Data provided:
*-*-*
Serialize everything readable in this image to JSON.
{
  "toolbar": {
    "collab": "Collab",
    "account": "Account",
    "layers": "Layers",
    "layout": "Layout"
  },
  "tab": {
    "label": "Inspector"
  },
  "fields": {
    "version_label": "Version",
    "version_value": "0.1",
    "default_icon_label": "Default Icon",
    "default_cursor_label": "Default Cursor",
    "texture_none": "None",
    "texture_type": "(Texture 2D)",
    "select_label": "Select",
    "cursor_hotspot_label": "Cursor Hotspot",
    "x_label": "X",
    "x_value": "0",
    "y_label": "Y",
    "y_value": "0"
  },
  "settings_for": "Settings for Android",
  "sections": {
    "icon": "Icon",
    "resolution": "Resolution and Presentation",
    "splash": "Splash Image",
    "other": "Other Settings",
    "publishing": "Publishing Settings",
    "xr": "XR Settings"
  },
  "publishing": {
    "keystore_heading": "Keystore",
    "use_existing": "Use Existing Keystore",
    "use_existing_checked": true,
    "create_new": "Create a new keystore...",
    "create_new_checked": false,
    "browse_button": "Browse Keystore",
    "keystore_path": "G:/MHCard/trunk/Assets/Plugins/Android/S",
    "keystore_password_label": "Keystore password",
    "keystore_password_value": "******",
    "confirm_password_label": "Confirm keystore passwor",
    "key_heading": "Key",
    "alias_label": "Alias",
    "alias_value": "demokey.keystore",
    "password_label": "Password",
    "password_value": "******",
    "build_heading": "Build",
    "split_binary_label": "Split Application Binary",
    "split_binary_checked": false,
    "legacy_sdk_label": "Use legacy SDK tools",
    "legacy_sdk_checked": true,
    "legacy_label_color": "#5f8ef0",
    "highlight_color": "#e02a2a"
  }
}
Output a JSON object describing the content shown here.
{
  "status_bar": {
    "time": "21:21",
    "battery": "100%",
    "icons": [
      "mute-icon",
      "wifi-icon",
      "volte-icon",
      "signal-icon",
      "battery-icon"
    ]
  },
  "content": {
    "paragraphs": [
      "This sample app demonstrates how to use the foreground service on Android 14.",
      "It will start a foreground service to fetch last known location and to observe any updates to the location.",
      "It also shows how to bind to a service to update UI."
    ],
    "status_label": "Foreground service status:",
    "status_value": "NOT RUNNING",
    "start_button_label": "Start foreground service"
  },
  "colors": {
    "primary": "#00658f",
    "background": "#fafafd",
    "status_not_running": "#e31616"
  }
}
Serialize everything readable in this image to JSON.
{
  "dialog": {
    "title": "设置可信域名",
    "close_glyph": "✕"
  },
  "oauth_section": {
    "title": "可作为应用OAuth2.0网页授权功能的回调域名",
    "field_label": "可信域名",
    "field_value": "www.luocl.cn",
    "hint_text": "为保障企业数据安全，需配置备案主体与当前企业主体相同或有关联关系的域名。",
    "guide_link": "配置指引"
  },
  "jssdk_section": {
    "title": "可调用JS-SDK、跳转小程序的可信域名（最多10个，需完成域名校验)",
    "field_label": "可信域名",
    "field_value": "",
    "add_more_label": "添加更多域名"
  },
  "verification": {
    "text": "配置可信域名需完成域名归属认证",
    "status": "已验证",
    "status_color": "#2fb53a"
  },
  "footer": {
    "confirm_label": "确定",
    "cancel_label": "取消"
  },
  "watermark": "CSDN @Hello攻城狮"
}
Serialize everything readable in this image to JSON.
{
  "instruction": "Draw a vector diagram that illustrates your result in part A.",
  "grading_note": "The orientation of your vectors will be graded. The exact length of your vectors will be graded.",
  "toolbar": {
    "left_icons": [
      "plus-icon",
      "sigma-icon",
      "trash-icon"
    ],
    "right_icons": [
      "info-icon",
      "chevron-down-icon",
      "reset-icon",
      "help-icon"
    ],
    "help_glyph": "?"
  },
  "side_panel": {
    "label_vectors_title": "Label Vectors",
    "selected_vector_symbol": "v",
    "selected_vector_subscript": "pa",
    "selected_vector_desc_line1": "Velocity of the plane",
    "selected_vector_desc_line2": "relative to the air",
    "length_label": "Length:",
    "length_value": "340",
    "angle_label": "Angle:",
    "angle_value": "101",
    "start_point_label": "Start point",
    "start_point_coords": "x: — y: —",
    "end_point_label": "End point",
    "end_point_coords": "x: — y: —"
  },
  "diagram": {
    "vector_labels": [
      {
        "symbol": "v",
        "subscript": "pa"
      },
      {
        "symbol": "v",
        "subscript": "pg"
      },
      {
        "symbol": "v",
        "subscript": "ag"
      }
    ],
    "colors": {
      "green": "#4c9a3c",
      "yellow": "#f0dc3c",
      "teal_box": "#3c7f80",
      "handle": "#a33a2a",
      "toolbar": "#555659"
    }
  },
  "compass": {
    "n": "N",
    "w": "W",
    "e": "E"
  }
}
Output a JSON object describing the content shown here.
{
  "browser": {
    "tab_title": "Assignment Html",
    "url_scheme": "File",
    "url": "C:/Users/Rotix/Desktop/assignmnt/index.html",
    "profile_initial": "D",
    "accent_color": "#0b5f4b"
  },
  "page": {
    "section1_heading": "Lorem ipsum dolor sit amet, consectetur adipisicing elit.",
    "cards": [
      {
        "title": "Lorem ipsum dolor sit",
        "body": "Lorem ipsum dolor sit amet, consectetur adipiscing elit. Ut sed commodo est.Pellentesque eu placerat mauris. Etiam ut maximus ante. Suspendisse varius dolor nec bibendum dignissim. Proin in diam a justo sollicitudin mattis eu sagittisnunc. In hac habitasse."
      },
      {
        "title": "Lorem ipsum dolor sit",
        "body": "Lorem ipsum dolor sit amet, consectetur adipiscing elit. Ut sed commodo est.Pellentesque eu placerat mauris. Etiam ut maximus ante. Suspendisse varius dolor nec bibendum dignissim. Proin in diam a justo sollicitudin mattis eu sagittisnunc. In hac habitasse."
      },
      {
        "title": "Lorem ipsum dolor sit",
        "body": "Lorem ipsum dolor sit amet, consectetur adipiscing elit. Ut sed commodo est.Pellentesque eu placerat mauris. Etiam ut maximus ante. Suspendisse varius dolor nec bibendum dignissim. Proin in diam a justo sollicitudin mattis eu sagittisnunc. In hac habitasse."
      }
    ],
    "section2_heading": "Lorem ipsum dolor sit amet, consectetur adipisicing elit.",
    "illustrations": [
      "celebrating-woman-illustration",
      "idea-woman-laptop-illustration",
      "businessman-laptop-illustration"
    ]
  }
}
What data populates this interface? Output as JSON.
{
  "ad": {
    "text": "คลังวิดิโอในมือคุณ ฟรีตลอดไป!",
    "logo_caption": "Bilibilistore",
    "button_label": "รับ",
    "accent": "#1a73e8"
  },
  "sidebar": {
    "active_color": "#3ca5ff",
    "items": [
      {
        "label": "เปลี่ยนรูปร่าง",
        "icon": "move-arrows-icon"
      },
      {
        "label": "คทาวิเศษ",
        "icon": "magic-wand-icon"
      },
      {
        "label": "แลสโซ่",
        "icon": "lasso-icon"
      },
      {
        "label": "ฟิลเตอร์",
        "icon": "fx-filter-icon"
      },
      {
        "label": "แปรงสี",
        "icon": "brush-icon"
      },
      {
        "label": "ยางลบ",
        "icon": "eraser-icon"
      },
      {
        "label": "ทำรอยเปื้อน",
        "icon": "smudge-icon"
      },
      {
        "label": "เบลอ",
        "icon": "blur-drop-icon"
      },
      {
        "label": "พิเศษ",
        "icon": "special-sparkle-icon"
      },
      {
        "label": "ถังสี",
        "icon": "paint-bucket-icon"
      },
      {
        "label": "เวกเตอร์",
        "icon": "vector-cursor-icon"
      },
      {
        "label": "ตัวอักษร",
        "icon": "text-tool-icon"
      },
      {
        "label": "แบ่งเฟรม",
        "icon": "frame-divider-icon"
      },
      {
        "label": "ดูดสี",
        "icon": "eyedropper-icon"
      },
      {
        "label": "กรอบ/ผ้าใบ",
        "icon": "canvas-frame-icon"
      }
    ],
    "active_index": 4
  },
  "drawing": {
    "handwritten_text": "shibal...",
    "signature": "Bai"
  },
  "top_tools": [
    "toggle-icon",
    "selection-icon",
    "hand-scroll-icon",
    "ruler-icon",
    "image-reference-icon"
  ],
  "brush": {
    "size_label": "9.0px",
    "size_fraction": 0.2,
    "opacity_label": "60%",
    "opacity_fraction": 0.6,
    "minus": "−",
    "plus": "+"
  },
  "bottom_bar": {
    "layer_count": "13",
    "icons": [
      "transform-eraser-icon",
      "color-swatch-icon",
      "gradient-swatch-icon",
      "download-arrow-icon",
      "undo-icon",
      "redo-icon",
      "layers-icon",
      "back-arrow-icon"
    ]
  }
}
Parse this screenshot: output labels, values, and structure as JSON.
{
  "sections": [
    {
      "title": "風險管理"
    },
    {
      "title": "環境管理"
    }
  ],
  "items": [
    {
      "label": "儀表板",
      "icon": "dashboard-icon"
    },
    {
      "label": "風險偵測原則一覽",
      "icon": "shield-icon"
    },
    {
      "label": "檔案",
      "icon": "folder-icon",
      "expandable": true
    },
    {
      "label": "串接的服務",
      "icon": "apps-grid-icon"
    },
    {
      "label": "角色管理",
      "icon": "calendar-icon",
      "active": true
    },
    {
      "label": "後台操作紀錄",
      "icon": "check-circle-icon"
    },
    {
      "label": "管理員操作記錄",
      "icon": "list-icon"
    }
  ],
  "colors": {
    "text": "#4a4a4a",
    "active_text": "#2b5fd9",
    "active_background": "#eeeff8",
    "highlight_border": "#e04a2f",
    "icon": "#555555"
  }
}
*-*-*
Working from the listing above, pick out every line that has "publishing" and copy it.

Answer to the problem:
    "publishing": "Publishing Settings",
  "publishing": {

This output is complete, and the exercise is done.